June 2019

Revisiting psychological injury involving perception - Lindsay v IMB Ltd

There is a line of authority that permits workers to argue they have suffered a work-related psychological injury based on their perception of work events.  Deputy President Roche in Attorney General’s Department v K [2010] NSWWCPD 76 succinctly summarised the relevant principles when dealing with cases involving psychological injury based on the worker’s perception of events as follows:

  • Employers take their employees as they find them. There is an “eggshell psyche” principle which is the equivalent of the “eggshell skull” principle.

  • A perception of real events, which are not external [or imagined] events, can satisfy the test of injury arising out of or in the course of employment.

  • If events which actually occurred in the workplace were perceived as creating an offensive or hostile working environment, and a psychological injury followed, it is open to the Commission to conclude that causation is established.

  • If the events within the workplace were real, rather than imaginary, it does not matter that they affected the worker’s psyche because of a flawed perception of those events because of a disordered mind.

  • There is no requirement at law that the worker’s perception of events must have been one that passed some qualitative test based on an “objective measure of reasonableness.”

  • It is not necessary that the worker’s reaction to the events must have been “rational, reasonable and proportionate” before compensation can be recovered.

The recent decision of Lindsay v IMB Ltd [2019] NSWWCCPD 7 (“Lindsay”) brought to light these established principles and analysed what exactly is required to establish a work-related psychological injury caused by perception of events or conduct. 

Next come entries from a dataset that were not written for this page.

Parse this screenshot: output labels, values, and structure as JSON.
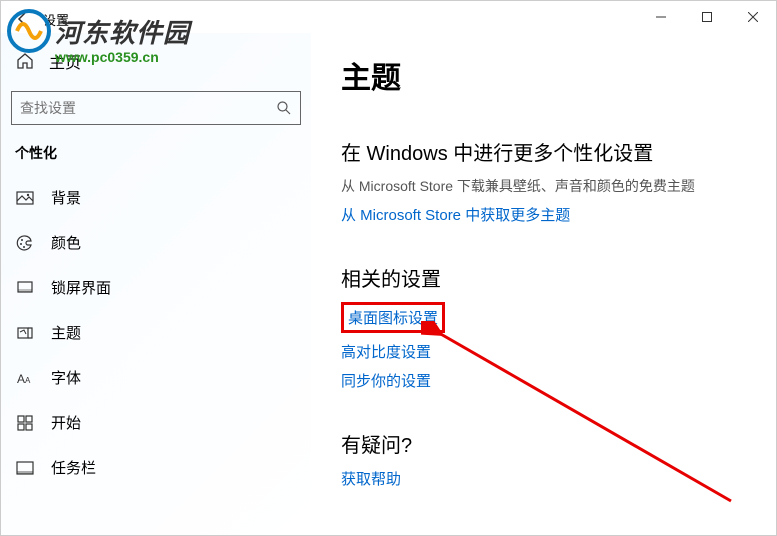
{
  "titlebar": {
    "back": "←",
    "title": "设置"
  },
  "sidebar": {
    "home_label": "主页",
    "search_placeholder": "查找设置",
    "category": "个性化",
    "items": [
      {
        "label": "背景"
      },
      {
        "label": "颜色"
      },
      {
        "label": "锁屏界面"
      },
      {
        "label": "主题"
      },
      {
        "label": "字体"
      },
      {
        "label": "开始"
      },
      {
        "label": "任务栏"
      }
    ]
  },
  "content": {
    "heading": "主题",
    "more_title": "在 Windows 中进行更多个性化设置",
    "more_desc": "从 Microsoft Store 下载兼具壁纸、声音和颜色的免费主题",
    "store_link": "从 Microsoft Store 中获取更多主题",
    "related_title": "相关的设置",
    "related_links": {
      "desktop_icons": "桌面图标设置",
      "high_contrast": "高对比度设置",
      "sync": "同步你的设置"
    },
    "help_title": "有疑问?",
    "help_link": "获取帮助"
  },
  "watermark": {
    "title": "河东软件园",
    "url": "www.pc0359.cn"
  }
}
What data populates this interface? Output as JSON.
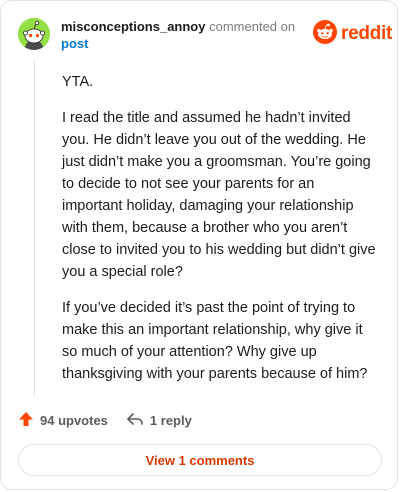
{
  "header": {
    "username": "misconceptions_annoy",
    "action_text": "commented on",
    "post_link": "post"
  },
  "logo": {
    "icon": "reddit-snoo-icon",
    "wordmark": "reddit",
    "color": "#ff4500"
  },
  "avatar": {
    "icon": "snoo-avatar-icon",
    "background": "#94e044"
  },
  "comment": {
    "paragraphs": [
      "YTA.",
      "I read the title and assumed he hadn’t invited you. He didn’t leave you out of the wedding. He just didn’t make you a groomsman. You’re going to decide to not see your parents for an important holiday, damaging your relationship with them, because a brother who you aren’t close to invited you to his wedding but didn’t give you a special role?",
      "If you’ve decided it’s past the point of trying to make this an important relationship, why give it so much of your attention? Why give up thanksgiving with your parents because of him?"
    ]
  },
  "actions": {
    "upvotes_label": "94 upvotes",
    "upvote_icon": "upvote-arrow-icon",
    "reply_label": "1 reply",
    "reply_icon": "reply-arrow-icon"
  },
  "view_button": {
    "label": "View 1 comments",
    "color": "#d93900"
  }
}
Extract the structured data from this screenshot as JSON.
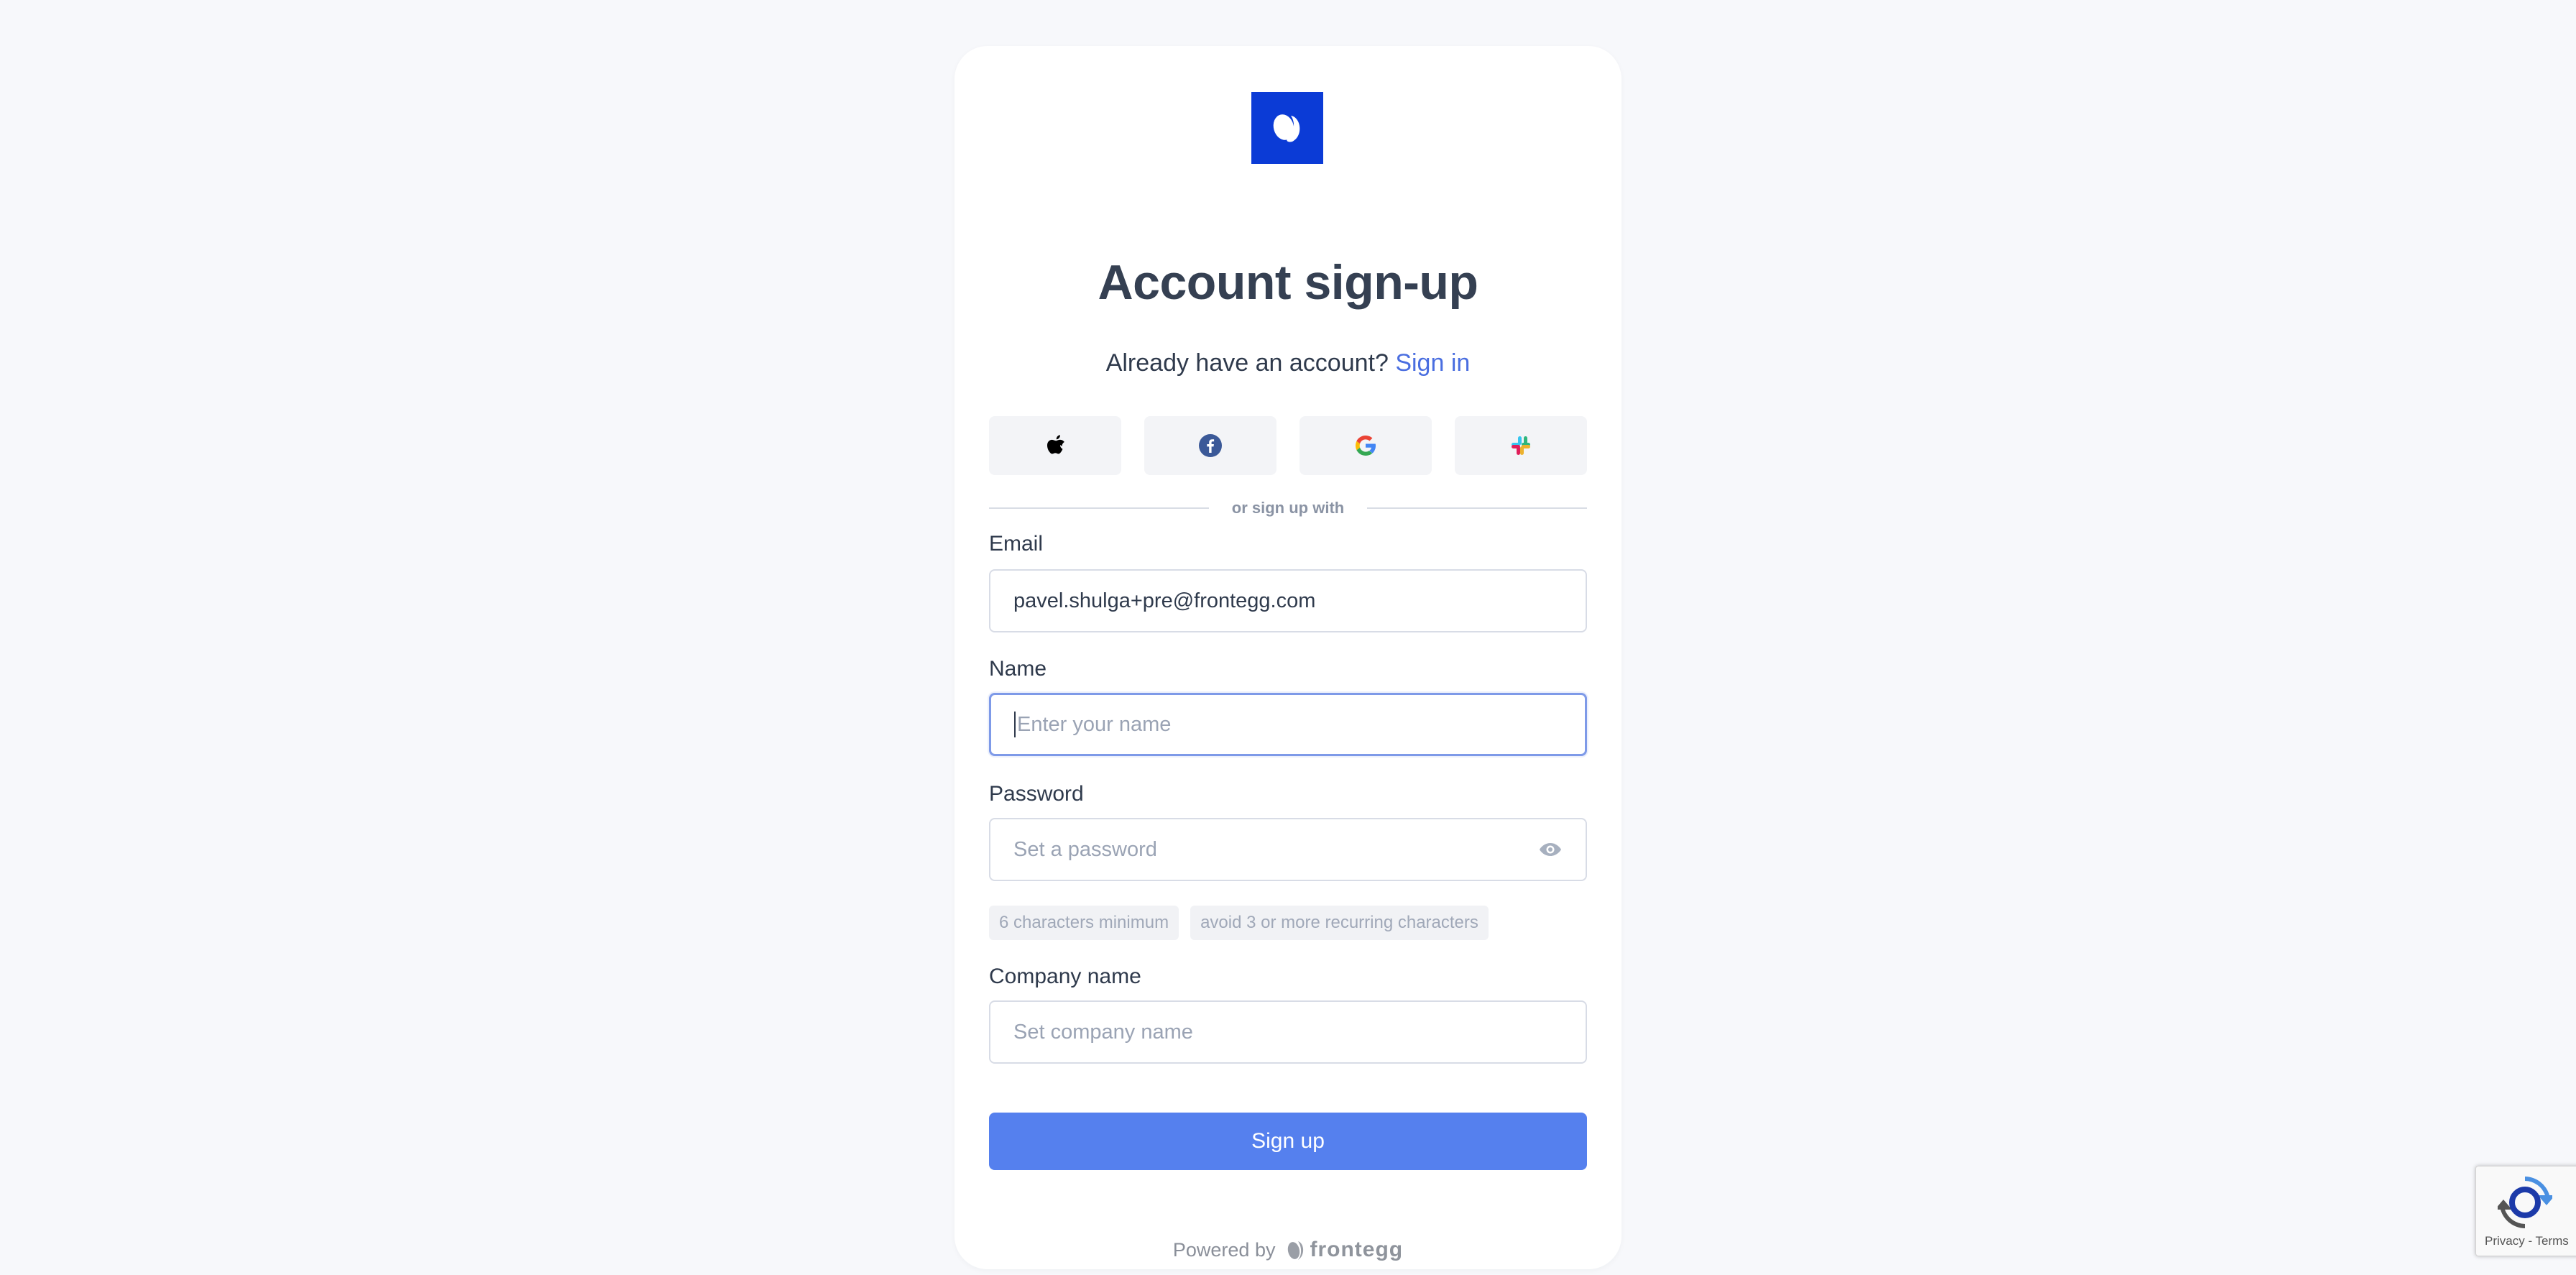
{
  "header": {
    "title": "Account sign-up",
    "subtitle_text": "Already have an account?",
    "signin_link": "Sign in"
  },
  "social": [
    {
      "icon": "apple-icon"
    },
    {
      "icon": "facebook-icon"
    },
    {
      "icon": "google-icon"
    },
    {
      "icon": "slack-icon"
    }
  ],
  "divider_text": "or sign up with",
  "form": {
    "email": {
      "label": "Email",
      "value": "pavel.shulga+pre@frontegg.com"
    },
    "name": {
      "label": "Name",
      "placeholder": "Enter your name"
    },
    "password": {
      "label": "Password",
      "placeholder": "Set a password"
    },
    "password_hints": [
      "6 characters minimum",
      "avoid 3 or more recurring characters"
    ],
    "company": {
      "label": "Company name",
      "placeholder": "Set company name"
    },
    "submit_label": "Sign up"
  },
  "footer": {
    "powered_by": "Powered by",
    "brand": "frontegg"
  },
  "recaptcha": {
    "terms": "Privacy - Terms"
  },
  "colors": {
    "accent": "#5580ee",
    "logo_bg": "#0b3bd6",
    "link": "#4a6ee0"
  }
}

In Lindsay, the worker was a loans assessor who received a promotion and was asked to perform a number of additional duties, including managing the loan queue and supervising a new employee.  She was also told her lending authority would be upgraded to class A.  Following her promotion, the worker alleged the relationship with her team and specifically her team leader, changed.  She was not congratulated on her promotion and was taken off management of the loan queue, which she saw as a demotion.  The worker says this led to her feeling anxious and betrayed, which caused her psychological injury.

The claim was disputed and the worker commenced proceedings in the Workers Compensation Commission.  The arbitrator found in favour of the respondent, concluding the factual evidence did not corroborate the worker’s allegations against her team leader.  The arbitrator believed the events relied on by the worker as having caused her psychological injury, were not real events and, therefore, the worker did not receive a psychological injury as a result of her employment.

The worker appealed the decision and argued the arbitrator failed to appreciate the difference between the perception and actuality of events.  For example, the worker argued she saw her withdrawal from the management of the loan queue as a demotion.  This was a real event. 

On appeal, the Deputy President reiterated the critical question is whether the event or events complained of and relied upon actually occurred in the workplace.  If they did occur and the worker perceived them as creating a hostile work environment, and a psychological injury resulted, causation is established.  The Deputy President considered the principles summarised by President Roche in Attorney General v K and the earlier Court of Appeal decision in Chemler

The Deputy President also made clear that a worker’s reaction to certain events is always subjective and depends on their personality and circumstances.  There is no need to establish the worker’s response was rational or reasonable. 

In this worker’s case, the events she relied on were real events.  The factual evidence confirmed this.  The claim therefore relied on events that had actually occurred, which the worker perceived as creating a hostile work environment, causing her psychological injury.  It did not matter that the factual evidence, including statements from the worker’s colleagues, did not corroborate her version of events.  The fact the events occurred was enough to establish there had been a work-related injury.  

The arbitrator’s finding was therefore inconsistent with the decision in Chemler.  The decision of the arbitrator was overturned and the Certificate of Determination was revoked with the proceedings referred to another arbitrator for re-determination.  

This decision is a timely reminder of the well-established principles governing cases of psychological injury involving perception.  It does not matter if the worker’s evidence is different to the evidence of their co-workers.  The relevant consideration is whether the events occurred and, if so, whether they were perceived by the worker as creating a hostile work environment, and a psychological injury resulted.  If these three things are satisfied, work-related injury is established. 

Authors: Jessica Maiuolo and Mick Franco